Once a possible candidate species is found, right size, large numbers, one should try to develop a pure culture of that species. Seeding a new culture with a pure sample of only that organism should be attempted. However, without good laboratory technique, this may not be possible. In fact, it may be that ciliate cultures do better when some rotifers are present in the culture. Under primitive conditions, sometimes the best one can do is to start a new culture with as massive an inoculation of the target organism as is possible and hope that the head start given to the desired species will be enough to out grow the competition, at least initially.
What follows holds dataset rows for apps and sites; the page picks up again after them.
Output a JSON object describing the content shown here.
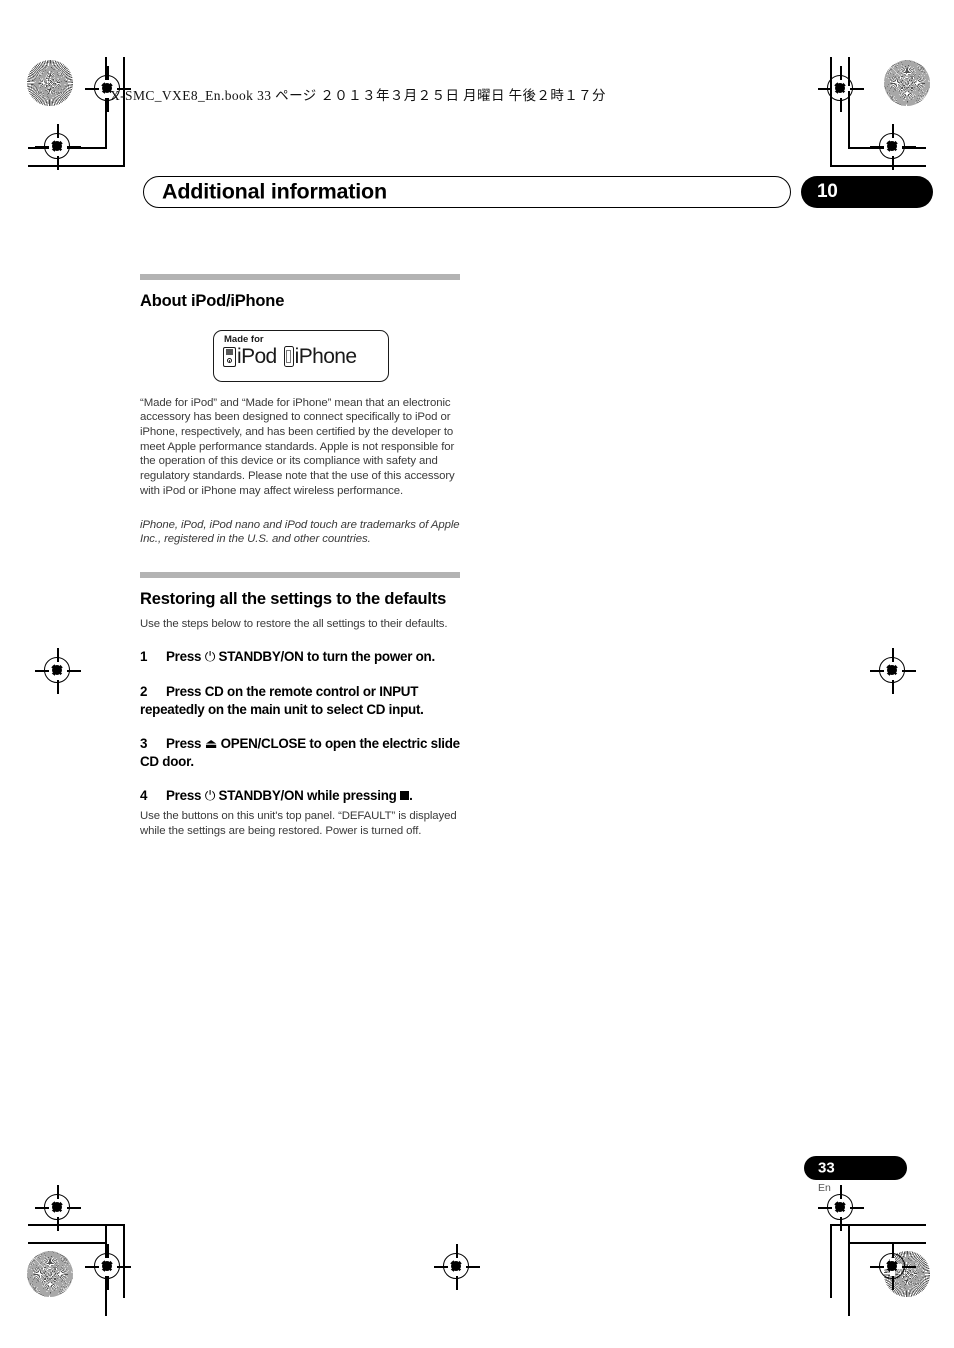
{
  "book_header": "X-SMC_VXE8_En.book   33 ページ   ２０１３年３月２５日   月曜日   午後２時１７分",
  "chapter": {
    "title": "Additional information",
    "number": "10"
  },
  "sections": [
    {
      "heading": "About iPod/iPhone",
      "badge": {
        "made_for_label": "Made for",
        "ipod_word": "iPod",
        "iphone_word": "iPhone"
      },
      "paragraphs": [
        "“Made for iPod” and “Made for iPhone” mean that an electronic accessory has been designed to connect specifically to iPod or iPhone, respectively, and has been certified by the developer to meet Apple performance standards. Apple is not responsible for the operation of this device or its compliance with safety and regulatory standards. Please note that the use of this accessory with iPod or iPhone may affect wireless performance.",
        "iPhone, iPod, iPod nano and iPod touch are trademarks of Apple Inc., registered in the U.S. and other countries."
      ]
    },
    {
      "heading": "Restoring all the settings to the defaults",
      "lead": "Use the steps below to restore the all settings to their defaults.",
      "steps": [
        {
          "number": "1",
          "text_before": "Press",
          "symbol": "⏻",
          "symbol_name": "power-standby-icon",
          "text_after": "STANDBY/ON to turn the power on.",
          "note": ""
        },
        {
          "number": "2",
          "text_before": "",
          "symbol": "",
          "symbol_name": "",
          "text_after": "Press CD on the remote control or INPUT repeatedly on the main unit to select CD input.",
          "note": ""
        },
        {
          "number": "3",
          "text_before": "Press",
          "symbol": "⏏",
          "symbol_name": "eject-icon",
          "text_after": "OPEN/CLOSE to open the electric slide CD door.",
          "note": ""
        },
        {
          "number": "4",
          "text_before": "Press",
          "symbol": "⏻",
          "symbol_name": "power-standby-icon",
          "text_after": "STANDBY/ON while pressing",
          "trailing_symbol": "stop-square",
          "trailing_text": ".",
          "note": "Use the buttons on this unit's top panel. “DEFAULT” is displayed while the settings are being restored. Power is turned off."
        }
      ]
    }
  ],
  "footer": {
    "page_number": "33",
    "language": "En"
  },
  "colors": {
    "rule_gray": "#b3b3b3",
    "body_text": "#3a3a3a",
    "accent_black": "#000000"
  }
}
Keep the culture rolling gently with an air stone and watch it for a week or so. I'm sure you will get a wild culture of ciliates (who knows what species). Whether they will work as a successful larval food is another story. It is not difficult these days to keep a breeding pair or harem of pigmy angelfish, damselfish, occasionally mandarinfish, maybe a wrasse species or two, and some of the small egged gobies. These species, and others, can provide plenty of larvae for experimental first feeding trials. Add the food organisms at about 3 per ml to the larval tank maybe a day or the night before first feeding is expected. This is about the time the yolk sac on the demersally spawned larva is absorbed and about three days after pelagically spawned larvae hatch. At the time first feeding begins, two things should happen. The larval fish should have a full gut at all times except first thing in the morning, and the larval fish should grow noticeably in two or three days after feeding begins. Again, a 10X loop or better still, a dissecting microscope is very important. If these two things happen then the fish larvae are able to take the food organism and the food organism is at least nutritionally adequate. It is then time to break out the Champagne.
- Amazing ciliate photomicrographs: http://ebiomedia.com/gall/ciliates/
- Pictures of paramecium: http://www.microscopy-uk.org.uk/mag/wimsmall/cilidr.html
- Nice diagrams of paramecium-this is a free resource: http://www.microscopy-uk.org.uk/mag/articles/param1.html
- Excellent resource on cilates (homepage of ciliate researcher denis Lynn, Department of Zoology, University of Guelph Guelph, ON, CANADA): http://www.uoguelph.ca/%7Eciliates/
- Closeup photomicrographs of ciliates: http://www.microscopy-uk.org.uk/mag/artmar99/marimg99.html, http://www.microscopy-uk.org.uk/mag/artmay99/jevimag.html
- This website is measuring quantities of coastal ciliates: http://www.liv.ac.uk/ciliate/
- Moe, M. A., (1997). Breeding the Orchid Dottyback, Pseudochromic fridmani: An aquarist's journal. Green Turtle Publications, Islmorada FL. 285 pp.
- Pierce RW, Turner JT (1992) Ecology of planktonic ciliates in marine food webs. Reviews in Aquat Sci 6:139-181 Reid PC et al. (1991) Protozoa and their role in marine processes. NATO ASI publication, Springer, New York
- Reid PC (1987) Mass encystment of a planktonic oligotrich ciliate. Mar Biol 95:221-230